As a designer for BlueDot Inc. in the summer of 2016, I designed for their upcoming suite of consumer applications focused on international travel, infectious diseases, and diagnostic tools. Currently, BlueDot has their first consumer app, George, which provides the user information on environmental and health risks, based on their location or chosen locations, aggragated by city.
Wyatt is George's successor, which includes more personalizations, travel preparation, and a medical diagnostic feature.
Easier air travel means easier spread of diseases. The North American traveller market needs a mobile and accessible solution for assisting them with their awareness, preparation, and treatment with regards to travel-related diseases.

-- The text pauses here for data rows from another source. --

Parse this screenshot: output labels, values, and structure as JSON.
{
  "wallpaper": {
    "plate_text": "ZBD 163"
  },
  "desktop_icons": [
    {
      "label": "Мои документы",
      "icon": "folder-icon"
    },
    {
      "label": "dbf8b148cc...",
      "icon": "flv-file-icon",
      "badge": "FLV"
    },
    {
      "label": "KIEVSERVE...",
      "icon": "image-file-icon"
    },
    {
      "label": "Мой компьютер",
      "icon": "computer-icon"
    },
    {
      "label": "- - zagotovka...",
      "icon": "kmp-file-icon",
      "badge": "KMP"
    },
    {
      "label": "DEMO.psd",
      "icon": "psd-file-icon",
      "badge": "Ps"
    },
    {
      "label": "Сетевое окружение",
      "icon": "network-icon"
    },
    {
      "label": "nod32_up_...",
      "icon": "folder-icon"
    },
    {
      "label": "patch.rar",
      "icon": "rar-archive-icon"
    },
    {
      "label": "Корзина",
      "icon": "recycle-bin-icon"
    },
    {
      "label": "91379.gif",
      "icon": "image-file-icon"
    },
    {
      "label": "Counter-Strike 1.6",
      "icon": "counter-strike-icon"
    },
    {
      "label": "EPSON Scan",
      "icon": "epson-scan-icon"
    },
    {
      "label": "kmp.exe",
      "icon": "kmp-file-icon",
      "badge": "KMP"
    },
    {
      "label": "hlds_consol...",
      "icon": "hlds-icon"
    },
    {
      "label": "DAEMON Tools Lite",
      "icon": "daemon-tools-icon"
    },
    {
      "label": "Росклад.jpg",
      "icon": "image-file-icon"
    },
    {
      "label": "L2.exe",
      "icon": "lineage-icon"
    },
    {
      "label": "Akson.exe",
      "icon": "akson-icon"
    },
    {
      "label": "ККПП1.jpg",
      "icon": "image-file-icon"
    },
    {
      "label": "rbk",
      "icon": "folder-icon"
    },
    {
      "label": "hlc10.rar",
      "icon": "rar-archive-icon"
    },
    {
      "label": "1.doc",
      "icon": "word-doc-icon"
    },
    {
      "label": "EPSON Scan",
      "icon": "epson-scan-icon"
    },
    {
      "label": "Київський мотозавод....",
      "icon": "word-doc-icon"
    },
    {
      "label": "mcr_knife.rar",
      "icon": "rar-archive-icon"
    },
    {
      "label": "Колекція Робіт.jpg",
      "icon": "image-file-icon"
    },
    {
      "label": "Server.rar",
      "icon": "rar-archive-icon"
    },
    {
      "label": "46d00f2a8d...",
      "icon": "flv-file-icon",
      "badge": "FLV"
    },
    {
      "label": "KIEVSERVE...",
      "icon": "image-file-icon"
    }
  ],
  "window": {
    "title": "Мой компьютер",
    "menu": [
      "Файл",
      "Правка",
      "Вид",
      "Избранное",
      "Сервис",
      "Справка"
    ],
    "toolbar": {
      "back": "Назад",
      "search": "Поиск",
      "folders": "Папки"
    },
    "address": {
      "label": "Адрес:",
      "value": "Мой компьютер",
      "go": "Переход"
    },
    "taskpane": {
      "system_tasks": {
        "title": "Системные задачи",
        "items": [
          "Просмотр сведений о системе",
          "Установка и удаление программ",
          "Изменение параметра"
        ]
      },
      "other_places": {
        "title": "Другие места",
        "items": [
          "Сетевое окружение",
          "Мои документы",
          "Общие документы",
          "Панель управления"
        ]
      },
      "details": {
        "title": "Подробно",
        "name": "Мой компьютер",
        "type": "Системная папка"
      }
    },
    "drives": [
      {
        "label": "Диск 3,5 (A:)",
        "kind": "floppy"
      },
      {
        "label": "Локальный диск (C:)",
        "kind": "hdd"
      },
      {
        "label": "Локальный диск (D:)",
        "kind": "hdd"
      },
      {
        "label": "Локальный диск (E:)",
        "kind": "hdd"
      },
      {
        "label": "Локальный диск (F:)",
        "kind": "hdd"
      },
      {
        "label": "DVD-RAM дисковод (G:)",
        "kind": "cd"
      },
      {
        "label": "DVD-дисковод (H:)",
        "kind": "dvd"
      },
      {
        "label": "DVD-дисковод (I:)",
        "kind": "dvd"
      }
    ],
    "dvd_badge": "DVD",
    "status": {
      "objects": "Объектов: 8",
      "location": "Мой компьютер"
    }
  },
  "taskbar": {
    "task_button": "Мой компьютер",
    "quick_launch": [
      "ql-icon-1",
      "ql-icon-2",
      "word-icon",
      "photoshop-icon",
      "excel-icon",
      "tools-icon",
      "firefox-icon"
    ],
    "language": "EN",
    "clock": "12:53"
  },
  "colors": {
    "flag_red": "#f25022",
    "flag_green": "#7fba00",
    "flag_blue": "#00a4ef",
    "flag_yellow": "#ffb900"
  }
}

They need a tool that takes them an extra step further than preparation—which should ultimately get them to treatment in case of acquiring an infectious disease, especially while travelling.
To begin with, factors such as climate, migration of animals and insect vectors are already changing and creating suitable environments for diseases to thrive in—alarmingly, even in environments they were not suitable in before. But most importantly, the unprecedented rate of international travel (surpassing 3.5 billion in 2015) parallels the rapid spread and increase of disease-acquisition risk of both old and novel diseases worldwide.

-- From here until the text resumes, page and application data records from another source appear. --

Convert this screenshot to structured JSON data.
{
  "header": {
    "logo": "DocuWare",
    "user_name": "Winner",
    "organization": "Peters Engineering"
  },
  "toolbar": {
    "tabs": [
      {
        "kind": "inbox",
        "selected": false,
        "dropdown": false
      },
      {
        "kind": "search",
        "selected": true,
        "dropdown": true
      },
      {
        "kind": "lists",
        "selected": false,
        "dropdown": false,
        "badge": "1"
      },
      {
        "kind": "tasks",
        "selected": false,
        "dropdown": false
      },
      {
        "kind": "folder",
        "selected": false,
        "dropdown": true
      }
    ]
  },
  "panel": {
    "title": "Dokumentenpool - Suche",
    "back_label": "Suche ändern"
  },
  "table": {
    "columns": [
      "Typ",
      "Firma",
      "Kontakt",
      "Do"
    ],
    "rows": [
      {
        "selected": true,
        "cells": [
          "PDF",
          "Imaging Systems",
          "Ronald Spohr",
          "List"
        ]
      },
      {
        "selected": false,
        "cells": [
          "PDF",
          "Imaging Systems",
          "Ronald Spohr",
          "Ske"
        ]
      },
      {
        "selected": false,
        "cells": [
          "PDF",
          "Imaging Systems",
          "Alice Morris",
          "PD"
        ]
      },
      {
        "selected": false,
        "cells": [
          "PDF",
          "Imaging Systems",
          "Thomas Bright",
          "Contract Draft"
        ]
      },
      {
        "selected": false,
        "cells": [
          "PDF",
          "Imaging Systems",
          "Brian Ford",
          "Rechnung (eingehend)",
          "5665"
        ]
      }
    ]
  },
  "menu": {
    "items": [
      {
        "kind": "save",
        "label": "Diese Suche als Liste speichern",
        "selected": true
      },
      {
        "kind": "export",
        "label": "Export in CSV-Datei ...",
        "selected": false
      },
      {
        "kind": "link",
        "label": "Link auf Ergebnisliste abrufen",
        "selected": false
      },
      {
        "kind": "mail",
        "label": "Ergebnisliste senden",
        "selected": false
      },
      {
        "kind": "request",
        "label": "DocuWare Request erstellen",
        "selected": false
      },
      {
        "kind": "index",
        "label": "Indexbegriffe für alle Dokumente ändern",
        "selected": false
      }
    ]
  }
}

Wyatt is a travel health mobile app focused on preventing and resolving travel-related infectious diseases through travel preparation and differential diagnosis. Empowering travelers with information about travel-related health risks will help them avoid getting sick and spreading illnesses.
Google Ventures' Jake Knapp, Zeratsky, and Kowitz wrote a book in early 2016 about their design sprint process which claims to let you solve and test ideas in five days. This was the perfect process to incorporate in the new design of a consumer mobile app, given the timeline.
Long-term goals, sprint questions, and targets were established on the first day. After conducting a concept map and How Might We exercise with BlueDot's founder, I ended up with this final concept map. In this map arose the obvious targets to work with—the traveller and their research of travel preparations and medical-related conditions.
Next, various solutions were ideated and sketched, with competitors in mind for competitive benchmarking and remixing and improving upon existing ideas. These competitors were analyzed beforehand in a comprehensive competitive analysis done for 13 apps and services.
As a rule of thumb (or of Nielsen), 5 users are would optimally find 85% of all usability issues. Within BlueDot, 7 people were recruited through an interview screener. These participants were asked to answer 15 minutes worth of contextual and behavioural questions to validate or invaliate the persona hypotheses, and to gain insights from potential users' behaviours and attitudes towards health and travel.